■ What the task asks ■
Repeat the data exactly as it stands.
**** Source data
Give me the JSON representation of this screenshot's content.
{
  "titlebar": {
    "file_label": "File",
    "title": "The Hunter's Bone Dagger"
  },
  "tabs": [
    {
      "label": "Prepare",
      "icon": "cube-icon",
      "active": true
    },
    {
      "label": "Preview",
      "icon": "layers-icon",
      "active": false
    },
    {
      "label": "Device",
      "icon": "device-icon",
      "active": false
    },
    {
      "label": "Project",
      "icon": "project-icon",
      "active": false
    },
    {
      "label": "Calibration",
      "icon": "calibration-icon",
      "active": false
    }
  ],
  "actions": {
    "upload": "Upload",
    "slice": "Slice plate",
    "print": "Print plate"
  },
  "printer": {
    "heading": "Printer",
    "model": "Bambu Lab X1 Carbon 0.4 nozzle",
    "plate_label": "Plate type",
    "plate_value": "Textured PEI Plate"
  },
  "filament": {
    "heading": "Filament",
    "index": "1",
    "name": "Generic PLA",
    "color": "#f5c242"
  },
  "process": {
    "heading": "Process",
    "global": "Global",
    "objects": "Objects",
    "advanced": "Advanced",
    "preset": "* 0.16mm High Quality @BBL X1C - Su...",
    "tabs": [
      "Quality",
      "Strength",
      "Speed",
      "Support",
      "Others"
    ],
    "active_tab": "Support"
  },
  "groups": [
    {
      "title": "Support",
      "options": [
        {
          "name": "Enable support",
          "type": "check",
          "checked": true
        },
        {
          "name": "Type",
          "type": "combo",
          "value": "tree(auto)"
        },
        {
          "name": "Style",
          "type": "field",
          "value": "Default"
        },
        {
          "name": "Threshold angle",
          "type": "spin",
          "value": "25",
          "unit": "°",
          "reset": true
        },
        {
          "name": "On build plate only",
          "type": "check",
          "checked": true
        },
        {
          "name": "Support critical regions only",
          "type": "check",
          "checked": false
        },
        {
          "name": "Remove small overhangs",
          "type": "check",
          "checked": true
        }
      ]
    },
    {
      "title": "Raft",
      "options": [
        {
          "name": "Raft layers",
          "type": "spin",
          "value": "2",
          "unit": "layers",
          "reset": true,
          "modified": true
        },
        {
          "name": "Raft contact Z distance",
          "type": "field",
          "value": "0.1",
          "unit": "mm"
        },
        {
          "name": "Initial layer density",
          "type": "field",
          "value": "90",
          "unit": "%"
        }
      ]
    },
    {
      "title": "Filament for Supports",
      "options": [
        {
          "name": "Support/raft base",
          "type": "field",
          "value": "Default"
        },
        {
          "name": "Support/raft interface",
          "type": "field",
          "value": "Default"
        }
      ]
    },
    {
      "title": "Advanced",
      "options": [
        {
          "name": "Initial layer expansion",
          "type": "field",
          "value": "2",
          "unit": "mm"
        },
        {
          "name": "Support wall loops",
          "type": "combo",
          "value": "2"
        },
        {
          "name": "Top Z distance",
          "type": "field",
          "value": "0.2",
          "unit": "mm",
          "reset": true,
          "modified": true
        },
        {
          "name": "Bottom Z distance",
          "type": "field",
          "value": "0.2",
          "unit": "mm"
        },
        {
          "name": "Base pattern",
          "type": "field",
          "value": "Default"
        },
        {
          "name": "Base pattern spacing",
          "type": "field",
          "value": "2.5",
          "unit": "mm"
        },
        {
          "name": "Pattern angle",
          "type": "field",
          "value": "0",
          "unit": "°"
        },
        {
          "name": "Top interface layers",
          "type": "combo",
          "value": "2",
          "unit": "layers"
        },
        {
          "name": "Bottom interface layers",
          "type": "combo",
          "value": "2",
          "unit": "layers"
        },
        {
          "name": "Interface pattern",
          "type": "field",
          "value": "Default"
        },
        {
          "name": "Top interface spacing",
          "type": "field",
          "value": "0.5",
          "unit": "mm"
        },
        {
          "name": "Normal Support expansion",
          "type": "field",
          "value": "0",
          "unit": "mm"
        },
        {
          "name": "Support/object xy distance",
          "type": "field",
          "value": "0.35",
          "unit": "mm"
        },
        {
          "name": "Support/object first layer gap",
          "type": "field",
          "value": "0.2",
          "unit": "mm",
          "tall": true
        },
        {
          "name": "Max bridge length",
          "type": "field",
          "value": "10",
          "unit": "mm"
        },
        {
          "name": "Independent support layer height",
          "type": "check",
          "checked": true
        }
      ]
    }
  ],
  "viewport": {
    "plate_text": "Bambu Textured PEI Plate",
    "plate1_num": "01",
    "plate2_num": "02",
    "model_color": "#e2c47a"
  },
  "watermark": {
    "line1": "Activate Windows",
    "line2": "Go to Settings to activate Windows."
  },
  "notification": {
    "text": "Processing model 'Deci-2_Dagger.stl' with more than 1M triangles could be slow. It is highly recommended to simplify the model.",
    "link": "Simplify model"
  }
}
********
■ Problem solution ■
Give me the JSON representation of this screenshot's content.
{
  "titlebar": {
    "file_label": "File",
    "title": "The Hunter's Bone Dagger"
  },
  "tabs": [
    {
      "label": "Prepare",
      "icon": "cube-icon",
      "active": true
    },
    {
      "label": "Preview",
      "icon": "layers-icon",
      "active": false
    },
    {
      "label": "Device",
      "icon": "device-icon",
      "active": false
    },
    {
      "label": "Project",
      "icon": "project-icon",
      "active": false
    },
    {
      "label": "Calibration",
      "icon": "calibration-icon",
      "active": false
    }
  ],
  "actions": {
    "upload": "Upload",
    "slice": "Slice plate",
    "print": "Print plate"
  },
  "printer": {
    "heading": "Printer",
    "model": "Bambu Lab X1 Carbon 0.4 nozzle",
    "plate_label": "Plate type",
    "plate_value": "Textured PEI Plate"
  },
  "filament": {
    "heading": "Filament",
    "index": "1",
    "name": "Generic PLA",
    "color": "#f5c242"
  },
  "process": {
    "heading": "Process",
    "global": "Global",
    "objects": "Objects",
    "advanced": "Advanced",
    "preset": "* 0.16mm High Quality @BBL X1C - Su...",
    "tabs": [
      "Quality",
      "Strength",
      "Speed",
      "Support",
      "Others"
    ],
    "active_tab": "Support"
  },
  "groups": [
    {
      "title": "Support",
      "options": [
        {
          "name": "Enable support",
          "type": "check",
          "checked": true
        },
        {
          "name": "Type",
          "type": "combo",
          "value": "tree(auto)"
        },
        {
          "name": "Style",
          "type": "field",
          "value": "Default"
        },
        {
          "name": "Threshold angle",
          "type": "spin",
          "value": "25",
          "unit": "°",
          "reset": true
        },
        {
          "name": "On build plate only",
          "type": "check",
          "checked": true
        },
        {
          "name": "Support critical regions only",
          "type": "check",
          "checked": false
        },
        {
          "name": "Remove small overhangs",
          "type": "check",
          "checked": true
        }
      ]
    },
    {
      "title": "Raft",
      "options": [
        {
          "name": "Raft layers",
          "type": "spin",
          "value": "2",
          "unit": "layers",
          "reset": true,
          "modified": true
        },
        {
          "name": "Raft contact Z distance",
          "type": "field",
          "value": "0.1",
          "unit": "mm"
        },
        {
          "name": "Initial layer density",
          "type": "field",
          "value": "90",
          "unit": "%"
        }
      ]
    },
    {
      "title": "Filament for Supports",
      "options": [
        {
          "name": "Support/raft base",
          "type": "field",
          "value": "Default"
        },
        {
          "name": "Support/raft interface",
          "type": "field",
          "value": "Default"
        }
      ]
    },
    {
      "title": "Advanced",
      "options": [
        {
          "name": "Initial layer expansion",
          "type": "field",
          "value": "2",
          "unit": "mm"
        },
        {
          "name": "Support wall loops",
          "type": "combo",
          "value": "2"
        },
        {
          "name": "Top Z distance",
          "type": "field",
          "value": "0.2",
          "unit": "mm",
          "reset": true,
          "modified": true
        },
        {
          "name": "Bottom Z distance",
          "type": "field",
          "value": "0.2",
          "unit": "mm"
        },
        {
          "name": "Base pattern",
          "type": "field",
          "value": "Default"
        },
        {
          "name": "Base pattern spacing",
          "type": "field",
          "value": "2.5",
          "unit": "mm"
        },
        {
          "name": "Pattern angle",
          "type": "field",
          "value": "0",
          "unit": "°"
        },
        {
          "name": "Top interface layers",
          "type": "combo",
          "value": "2",
          "unit": "layers"
        },
        {
          "name": "Bottom interface layers",
          "type": "combo",
          "value": "2",
          "unit": "layers"
        },
        {
          "name": "Interface pattern",
          "type": "field",
          "value": "Default"
        },
        {
          "name": "Top interface spacing",
          "type": "field",
          "value": "0.5",
          "unit": "mm"
        },
        {
          "name": "Normal Support expansion",
          "type": "field",
          "value": "0",
          "unit": "mm"
        },
        {
          "name": "Support/object xy distance",
          "type": "field",
          "value": "0.35",
          "unit": "mm"
        },
        {
          "name": "Support/object first layer gap",
          "type": "field",
          "value": "0.2",
          "unit": "mm",
          "tall": true
        },
        {
          "name": "Max bridge length",
          "type": "field",
          "value": "10",
          "unit": "mm"
        },
        {
          "name": "Independent support layer height",
          "type": "check",
          "checked": true
        }
      ]
    }
  ],
  "viewport": {
    "plate_text": "Bambu Textured PEI Plate",
    "plate1_num": "01",
    "plate2_num": "02",
    "model_color": "#e2c47a"
  },
  "watermark": {
    "line1": "Activate Windows",
    "line2": "Go to Settings to activate Windows."
  },
  "notification": {
    "text": "Processing model 'Deci-2_Dagger.stl' with more than 1M triangles could be slow. It is highly recommended to simplify the model.",
    "link": "Simplify model"
  }
}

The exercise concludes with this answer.